Element data from apps and pages
>>>>

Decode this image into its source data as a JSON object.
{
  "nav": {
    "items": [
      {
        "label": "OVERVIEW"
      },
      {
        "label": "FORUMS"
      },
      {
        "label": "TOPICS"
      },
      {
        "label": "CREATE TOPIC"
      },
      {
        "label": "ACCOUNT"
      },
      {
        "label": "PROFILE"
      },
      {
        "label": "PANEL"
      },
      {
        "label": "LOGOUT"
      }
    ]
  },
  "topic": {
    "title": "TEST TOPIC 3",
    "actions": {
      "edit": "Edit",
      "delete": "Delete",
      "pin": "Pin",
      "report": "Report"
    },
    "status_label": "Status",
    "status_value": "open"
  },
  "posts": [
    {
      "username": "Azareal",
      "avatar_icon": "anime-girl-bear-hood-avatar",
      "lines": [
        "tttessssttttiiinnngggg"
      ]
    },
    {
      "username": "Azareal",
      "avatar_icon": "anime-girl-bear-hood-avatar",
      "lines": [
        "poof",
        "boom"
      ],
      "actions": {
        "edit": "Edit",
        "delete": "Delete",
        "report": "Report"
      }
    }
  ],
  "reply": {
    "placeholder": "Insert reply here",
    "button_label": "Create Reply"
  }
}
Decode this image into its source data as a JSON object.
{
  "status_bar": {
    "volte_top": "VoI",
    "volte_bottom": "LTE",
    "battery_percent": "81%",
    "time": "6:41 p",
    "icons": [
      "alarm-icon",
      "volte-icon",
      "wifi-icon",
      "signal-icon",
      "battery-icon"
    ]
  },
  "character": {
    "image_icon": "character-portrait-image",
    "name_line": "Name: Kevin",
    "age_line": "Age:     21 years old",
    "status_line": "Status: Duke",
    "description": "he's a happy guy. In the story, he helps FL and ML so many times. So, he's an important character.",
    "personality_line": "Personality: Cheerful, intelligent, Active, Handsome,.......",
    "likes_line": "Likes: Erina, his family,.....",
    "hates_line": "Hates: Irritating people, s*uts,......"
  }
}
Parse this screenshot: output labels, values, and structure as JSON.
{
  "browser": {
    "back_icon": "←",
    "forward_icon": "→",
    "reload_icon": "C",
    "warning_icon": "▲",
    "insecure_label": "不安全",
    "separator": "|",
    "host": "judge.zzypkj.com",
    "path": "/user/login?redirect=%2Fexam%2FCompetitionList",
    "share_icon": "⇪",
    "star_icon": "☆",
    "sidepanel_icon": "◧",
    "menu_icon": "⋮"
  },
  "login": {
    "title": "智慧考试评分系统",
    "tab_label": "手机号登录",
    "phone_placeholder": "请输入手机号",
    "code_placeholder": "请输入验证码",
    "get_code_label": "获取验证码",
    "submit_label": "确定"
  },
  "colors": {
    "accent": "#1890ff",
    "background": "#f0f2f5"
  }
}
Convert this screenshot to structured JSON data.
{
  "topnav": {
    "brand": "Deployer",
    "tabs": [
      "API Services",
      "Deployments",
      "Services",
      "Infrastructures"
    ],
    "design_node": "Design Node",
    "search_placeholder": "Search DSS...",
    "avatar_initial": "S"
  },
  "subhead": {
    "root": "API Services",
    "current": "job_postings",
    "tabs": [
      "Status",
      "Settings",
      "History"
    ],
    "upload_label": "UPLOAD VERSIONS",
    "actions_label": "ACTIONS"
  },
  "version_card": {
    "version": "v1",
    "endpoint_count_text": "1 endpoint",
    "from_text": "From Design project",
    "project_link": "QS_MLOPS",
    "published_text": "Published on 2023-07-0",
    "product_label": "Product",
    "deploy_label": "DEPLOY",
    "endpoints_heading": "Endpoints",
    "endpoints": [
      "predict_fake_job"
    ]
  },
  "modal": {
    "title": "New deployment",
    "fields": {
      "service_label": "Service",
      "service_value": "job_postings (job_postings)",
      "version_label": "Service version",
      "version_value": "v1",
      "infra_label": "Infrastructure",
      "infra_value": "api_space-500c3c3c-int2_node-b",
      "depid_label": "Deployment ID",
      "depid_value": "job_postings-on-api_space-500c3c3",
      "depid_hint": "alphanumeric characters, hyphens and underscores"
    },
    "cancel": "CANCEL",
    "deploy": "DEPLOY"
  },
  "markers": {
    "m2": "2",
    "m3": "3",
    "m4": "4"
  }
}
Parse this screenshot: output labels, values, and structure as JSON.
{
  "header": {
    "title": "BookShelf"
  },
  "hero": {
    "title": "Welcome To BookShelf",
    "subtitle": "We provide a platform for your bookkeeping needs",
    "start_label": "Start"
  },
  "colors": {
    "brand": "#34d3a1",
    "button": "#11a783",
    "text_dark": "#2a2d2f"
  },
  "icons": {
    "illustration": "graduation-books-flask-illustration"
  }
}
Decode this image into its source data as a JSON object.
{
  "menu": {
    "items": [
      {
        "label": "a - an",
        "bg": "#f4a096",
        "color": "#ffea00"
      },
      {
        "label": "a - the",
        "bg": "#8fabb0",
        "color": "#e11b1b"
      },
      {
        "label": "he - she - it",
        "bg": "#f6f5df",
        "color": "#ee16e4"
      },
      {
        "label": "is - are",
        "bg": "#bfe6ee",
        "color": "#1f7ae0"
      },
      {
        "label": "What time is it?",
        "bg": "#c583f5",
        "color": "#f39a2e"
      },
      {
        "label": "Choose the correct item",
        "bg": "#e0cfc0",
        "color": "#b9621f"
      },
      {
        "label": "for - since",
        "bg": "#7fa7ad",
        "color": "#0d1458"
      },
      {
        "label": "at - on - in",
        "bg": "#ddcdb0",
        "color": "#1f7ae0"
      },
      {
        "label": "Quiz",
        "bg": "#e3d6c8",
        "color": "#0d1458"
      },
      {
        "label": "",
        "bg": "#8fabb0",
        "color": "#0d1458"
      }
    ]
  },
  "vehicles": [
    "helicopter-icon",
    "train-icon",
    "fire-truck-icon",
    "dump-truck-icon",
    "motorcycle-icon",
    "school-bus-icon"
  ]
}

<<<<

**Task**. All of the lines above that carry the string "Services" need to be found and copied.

**Result for this task**.
      "API Services",
      "Services",
    "root": "API Services",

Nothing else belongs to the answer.